It looked pretty easy yesterday, but that can't surprise anyone. Detroit was here before, remember? A hint: The score was Redskins 45, Detroit 0. I don't care if Barry Sanders wasn't there. What's he gonna do, score seven touchdowns?
In yesterday's game, in the second half, Sanders, the NFL's greatest back, was two carries for minus-1 yard. Next case.
(Next case is Buffalo. Super Bowl. Skins by two touchdowns. I told you: It's that kind of season.)
You had to like the Lions -- I don't mean I thought they'd win. I mean, like them. They had this great run and a heartwarming story and a town that needs a break, but heartwarming gets you only so far in Washington. If you want to win in this town, bring a lawyer.
The Redskins did what they do. The defense buried quarterback Erik Kramer (last week's story), and the big-gun offense blasted holes all through the field. If you want to see something beautiful, watch Rypien go deep to Clark. The big kid's got a touch. This is the season when Ryp makes people think he's Terry Bradshaw.
It was a blowout, a 41-10 recapitulation. "Did that look like a rerun of last time, or what?" wondered Lions coach Wayne Fontes. Yes, it did.
So, given all that happened, I have two questions for you:
* One, if Lee Iacocca ran this Detroit team, do you think he would have given himself a bonus yesterday?
* Two, why were Redskins veterans Russ Grimm and Charles Mann scared to death?
The first question is obvious. Yes, he would, and he'd blame the loss on Japan.
In the second case, it's sort of clear, too. The Redskins have these seasons, but you don't have them unless you win the games. The big opponent yesterday for the Redskins was expectation, and they buried the big fella. "This one feels a little bit different than the others," said Grimm, speaking of his fourth Super Bowl trip in 10 years, "because we were expected to get there. We expected it. The media expected it. We knew if we didn't get there, we'd feel like dogs."
They got there in the '82 and '83 and '87 seasons, and there are several Redskins who have been there for all of them. They recognize these seasons as they happen. And they pray that they continue to happen.
This is what went through Mann's head before the game. He thought about the Lions and about winning, and the more he did, the more it shook him up.
"I've never been this nervous before a game before," said Mann. "My hands were shaking. I was walking around, and I didn't know what to do with myself. I looked over at Fred Stokes. He was kicking back, all relaxed. I said, 'Hey, you just don't understand.'
"I've been to the other side of the mountain. I know what it's like. I know all the accolades, how you guys say how great we are."
He's been there, and each one gets better. Each one is more precious. Each time, you get scared you won't get back. So, on the second play of the game, Mann clobbers Kramer, who fumbles and, two plays later, the Redskins have a touchdown.

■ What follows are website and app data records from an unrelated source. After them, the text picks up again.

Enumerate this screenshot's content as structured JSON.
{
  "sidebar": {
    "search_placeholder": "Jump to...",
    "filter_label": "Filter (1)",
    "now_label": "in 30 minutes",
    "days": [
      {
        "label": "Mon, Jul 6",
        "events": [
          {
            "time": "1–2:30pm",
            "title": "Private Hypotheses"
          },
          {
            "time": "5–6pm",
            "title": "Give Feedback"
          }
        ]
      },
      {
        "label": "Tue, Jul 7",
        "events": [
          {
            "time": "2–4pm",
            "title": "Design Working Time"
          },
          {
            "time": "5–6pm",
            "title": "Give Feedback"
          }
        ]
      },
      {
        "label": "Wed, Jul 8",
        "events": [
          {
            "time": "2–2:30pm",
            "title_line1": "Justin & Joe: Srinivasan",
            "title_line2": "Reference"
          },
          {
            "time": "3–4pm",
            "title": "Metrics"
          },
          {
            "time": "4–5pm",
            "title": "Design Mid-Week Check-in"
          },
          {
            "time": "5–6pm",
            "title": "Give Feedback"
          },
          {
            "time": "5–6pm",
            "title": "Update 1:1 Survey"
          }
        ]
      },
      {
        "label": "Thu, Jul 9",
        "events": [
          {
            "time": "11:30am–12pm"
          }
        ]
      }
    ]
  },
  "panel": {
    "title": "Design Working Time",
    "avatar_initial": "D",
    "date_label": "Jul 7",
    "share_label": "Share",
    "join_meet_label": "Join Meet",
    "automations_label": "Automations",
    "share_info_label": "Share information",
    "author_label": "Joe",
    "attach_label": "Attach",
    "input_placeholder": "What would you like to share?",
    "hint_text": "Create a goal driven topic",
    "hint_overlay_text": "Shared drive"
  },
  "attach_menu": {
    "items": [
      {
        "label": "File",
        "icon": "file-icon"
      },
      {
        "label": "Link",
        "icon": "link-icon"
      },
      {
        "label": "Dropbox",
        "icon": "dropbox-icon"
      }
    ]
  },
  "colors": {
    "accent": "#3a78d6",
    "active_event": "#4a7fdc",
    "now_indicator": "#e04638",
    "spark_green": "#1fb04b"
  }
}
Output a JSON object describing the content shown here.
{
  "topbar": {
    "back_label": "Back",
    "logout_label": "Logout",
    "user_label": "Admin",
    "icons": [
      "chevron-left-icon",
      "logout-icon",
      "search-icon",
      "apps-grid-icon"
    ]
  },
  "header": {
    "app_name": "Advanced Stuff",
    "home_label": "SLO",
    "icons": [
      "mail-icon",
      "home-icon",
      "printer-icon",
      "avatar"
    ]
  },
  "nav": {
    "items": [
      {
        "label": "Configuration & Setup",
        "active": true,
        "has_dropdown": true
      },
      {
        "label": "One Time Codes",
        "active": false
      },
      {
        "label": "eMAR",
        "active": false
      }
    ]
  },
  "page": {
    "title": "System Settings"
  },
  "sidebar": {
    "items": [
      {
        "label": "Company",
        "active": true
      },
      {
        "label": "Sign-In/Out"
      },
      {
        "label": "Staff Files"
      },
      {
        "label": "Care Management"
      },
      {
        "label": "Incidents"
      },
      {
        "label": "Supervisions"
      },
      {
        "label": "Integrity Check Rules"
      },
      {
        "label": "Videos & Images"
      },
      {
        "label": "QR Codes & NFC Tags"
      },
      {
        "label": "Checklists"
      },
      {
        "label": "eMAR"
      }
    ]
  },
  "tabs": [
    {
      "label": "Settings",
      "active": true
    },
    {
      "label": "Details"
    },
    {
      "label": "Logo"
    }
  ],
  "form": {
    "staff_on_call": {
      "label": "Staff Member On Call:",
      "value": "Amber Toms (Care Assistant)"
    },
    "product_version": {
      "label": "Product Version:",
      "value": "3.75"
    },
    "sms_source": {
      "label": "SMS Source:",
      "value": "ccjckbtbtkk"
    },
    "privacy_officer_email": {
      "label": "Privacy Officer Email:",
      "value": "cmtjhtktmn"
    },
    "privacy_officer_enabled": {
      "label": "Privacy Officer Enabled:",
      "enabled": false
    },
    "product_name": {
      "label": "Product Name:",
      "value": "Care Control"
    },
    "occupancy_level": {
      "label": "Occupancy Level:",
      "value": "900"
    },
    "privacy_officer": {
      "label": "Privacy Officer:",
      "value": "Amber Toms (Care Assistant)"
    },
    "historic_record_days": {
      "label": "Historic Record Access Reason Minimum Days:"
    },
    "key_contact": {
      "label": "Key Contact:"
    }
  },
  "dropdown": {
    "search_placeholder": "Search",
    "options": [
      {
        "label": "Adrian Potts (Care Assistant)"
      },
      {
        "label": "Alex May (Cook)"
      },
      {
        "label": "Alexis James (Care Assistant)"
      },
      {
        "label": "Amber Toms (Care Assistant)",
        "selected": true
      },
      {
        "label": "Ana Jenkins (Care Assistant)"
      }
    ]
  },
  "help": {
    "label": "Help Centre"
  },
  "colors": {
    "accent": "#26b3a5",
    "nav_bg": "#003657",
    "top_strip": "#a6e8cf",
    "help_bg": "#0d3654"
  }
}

They do so much so well. One hot offense after another came to town, and the defense took it apart. The Redskins rushed Kramer and harried Kramer and sacked Kramer, who fumbled three times. And when the Redskins offense started cranking up, it took Sanders out of the game.
No one has taken anything away from the Redskins all season. They've got a quarterback who throws deep, receivers who can get open, a line that never lets you anywhere near the quarterback and a big-play offense that somehow never seems to make mistakes. Did you ever hear of an explosive offense that didn't occasionally blow up in its own face?
Here's how the game blew apart: It's 20-10 in the third quarter, but the Lions are driving when Andre Collins sacks Kramer on third down and Jumpy Geathers blocks a field goal on fourth. The Redskins turn around and score on a 45-yarder to Clark. It's 27-10. The Lions get the ball. First play, they false start. Second play, Sanders stopped for minus-2. Third play, Mann buries Kramer. Fourth play, delay of game. Fifth play, short pass. Sixth play, punt. And the Redskins drive again, scoring on a 21-yarder to Monk. Just that fast.
"I think this is the most talented team we've ever had," said center Jeff Bostic, who has played on three previous Super Bowl teams. "We've got depth at every position. And we've got quality depth."
The announcers call it deep depth. The Redskins have it all over the field. It's one of those seasons.